Mandy Caplan on
At the age of 18, I couldn’t think of anything worse than ‘being confined’ to spending a few days away with my family -and only my family. A girls’ holiday on the delightful Greek island of Zayknthos (also known as ‘ZANTEEE’ to most late teens) was more my scene.
How I’ve changed.
I’m fortunate that my parents still offer to take me on family holidays. Or, as I was told, my parents are the lucky ones that their daughters still want to go on holiday with them; that we actually want to spend time with them.
So what’s the point of all this ‘we are family’ talk? The joys of being spoilt in the winter sun, that’s what. And my recent family jaunt was to Tenerife…
Tenerife. An island that, for many, provides the same ‘Club 18-30’ environment as the aforementioned Zante. But this Isla Canaria has way more to offer.
Two weeks in Tenerife is actually quite a long time. Perhaps four days too long for a sun-worshipper like me if, as it often happens, Tenerife’s weather likes to tease you. The morning sun will promise a day of sunbathing yet by noon it is overcast and, oh-my-gosh-how-dare-it, the temperature has fallen to less than 20°.
So, in order to fill your time on those non-beach appropriate days, renting a car is a must. For most undergraduate students, we just fall short of the required 25 years of age that allows you to drive abroad in Europe. A definite plus of a family holiday: you can leave the parents to deal with the driving and the subsequent stress of getting lost in a foreign country, while you just relax/sleep in the back seat. It’s not a big island, so driving around is simple and quick, allowing you to take full advantage of the plethora of activities Tenerife has to offer:
This island has plenty of golf courses to choose from, with Golf del Sur one of the best. With mild weather all-year round, you can have a pleasant round of golf, whatever the season.
The Teide National Park hosts many a guided walk or more rigorous hill walking expedition. An easier option is the Montaña Blanca, whilst the Guajara mountain offers a more difficult route.
Climbing a Volcano:
A special treat for hikers is Mount Teide, a stagnant volcano, rising to 3,718m – the highest point in Spain and indeed of all of the Atlantic islands. The odd, and exciting, element to this trek is that you walk upon warm, volcanic rock, reach down and feel the heat – I remember being so enthralled by this as a young girl that I took a few volcanic rocks home with me, to see how long they would retain their heat. Somehow I doubt young children would be allowed to carry out this same experiment now with all the weight restrictions imposed on these delightful budget airlines.

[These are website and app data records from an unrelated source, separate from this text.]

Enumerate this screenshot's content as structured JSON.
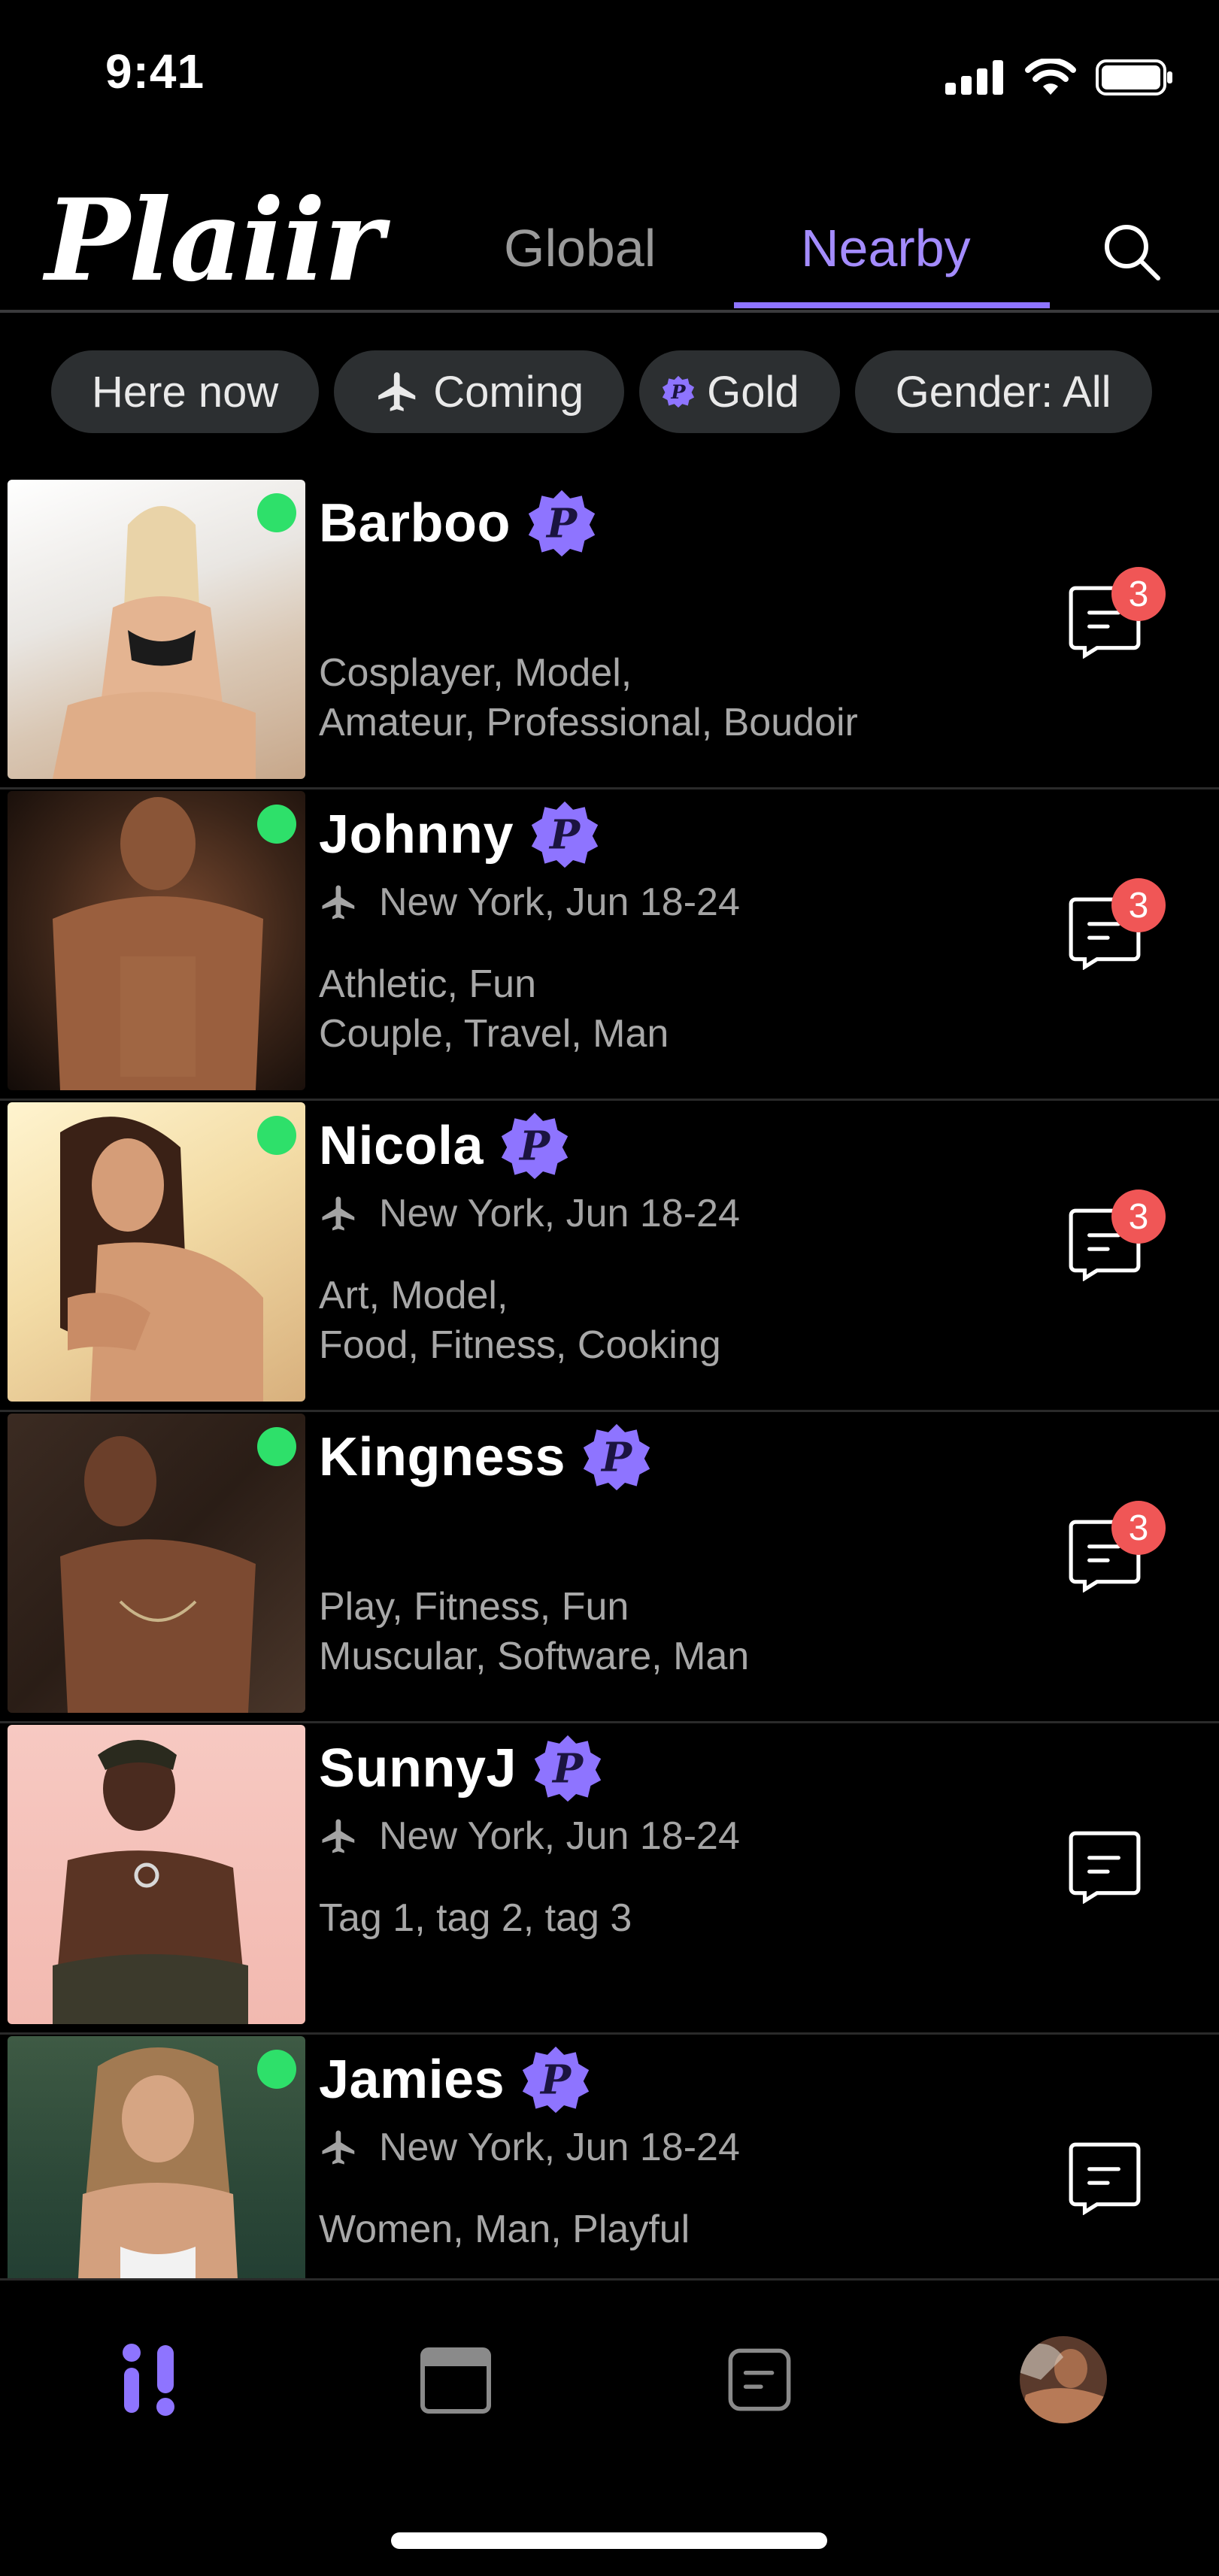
{
  "status_bar": {
    "time": "9:41"
  },
  "header": {
    "logo": "Plaiir",
    "tabs": [
      {
        "label": "Global"
      },
      {
        "label": "Nearby"
      }
    ],
    "active_tab": "Nearby"
  },
  "filters": [
    {
      "label": "Here now",
      "icon": ""
    },
    {
      "label": "Coming",
      "icon": "plane-icon"
    },
    {
      "label": "Gold",
      "icon": "plaiir-badge-icon"
    },
    {
      "label": "Gender: All",
      "icon": ""
    }
  ],
  "profiles": [
    {
      "name": "Barboo",
      "online": true,
      "trip": "",
      "tags_line1": "Cosplayer, Model,",
      "tags_line2": "Amateur, Professional, Boudoir",
      "unread": "3"
    },
    {
      "name": "Johnny",
      "online": true,
      "trip": "New York, Jun 18-24",
      "tags_line1": "Athletic, Fun",
      "tags_line2": "Couple, Travel, Man",
      "unread": "3"
    },
    {
      "name": "Nicola",
      "online": true,
      "trip": "New York, Jun 18-24",
      "tags_line1": "Art, Model,",
      "tags_line2": "Food, Fitness, Cooking",
      "unread": "3"
    },
    {
      "name": "Kingness",
      "online": true,
      "trip": "",
      "tags_line1": "Play, Fitness, Fun",
      "tags_line2": "Muscular, Software, Man",
      "unread": "3"
    },
    {
      "name": "SunnyJ",
      "online": false,
      "trip": "New York, Jun 18-24",
      "tags_line1": "",
      "tags_line2": "Tag 1, tag 2, tag 3",
      "unread": ""
    },
    {
      "name": "Jamies",
      "online": true,
      "trip": "New York, Jun 18-24",
      "tags_line1": "",
      "tags_line2": "Women, Man, Playful",
      "unread": ""
    }
  ],
  "colors": {
    "accent": "#a48cff",
    "online": "#2ee06a",
    "unread_badge": "#f05656",
    "chip_bg": "#2c2f31"
  },
  "bottom_nav": [
    {
      "icon": "discover-icon",
      "active": true
    },
    {
      "icon": "calendar-icon",
      "active": false
    },
    {
      "icon": "chat-icon",
      "active": false
    },
    {
      "icon": "profile-avatar",
      "active": false
    }
  ]
}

If you love either Kite-surfing or Windsurfing, El Médano is the place to be. A meeting point for water-sport lovers, travellers, and locals alike, this wonderful beach town comprises an eclectic mixture of people. A perfect spot to sit in a café and watch the world go by.
With a car, you can easily zip around the coast line, visiting several of the little beach towns. A couple of recommendations: Playa San Juan (near the town of Los Gigantes) and Palm-Mar (just round the coastline from the resort of Los Cristianos).
A rather useful fact to know: Tenerife is V.A.T free. This means alcohol is ridiculously cheap, as are cigarettes, if that is what you’re into. A restaurant-worthy bottle of wine is on offer in the supermarkets for less than three euros. No exaggeration. I spotted a bottle that features on the wine list at the restaurant where I work, and it was €2.50. That’s what I call outstanding value.
So, needless to say, Tenerife is a great place to visit with friends for a beach holiday. It’s a great place to visit with the family, packing your holiday full of drives discovering new places, or going on a family-bonding hike. It’s a great place for a golf trip, with guaranteed all-year round pleasant weather.
A bit of a misunderstood creature, maybe, it’s really just a great place, whenever you choose to go.
Images: Mandy Caplan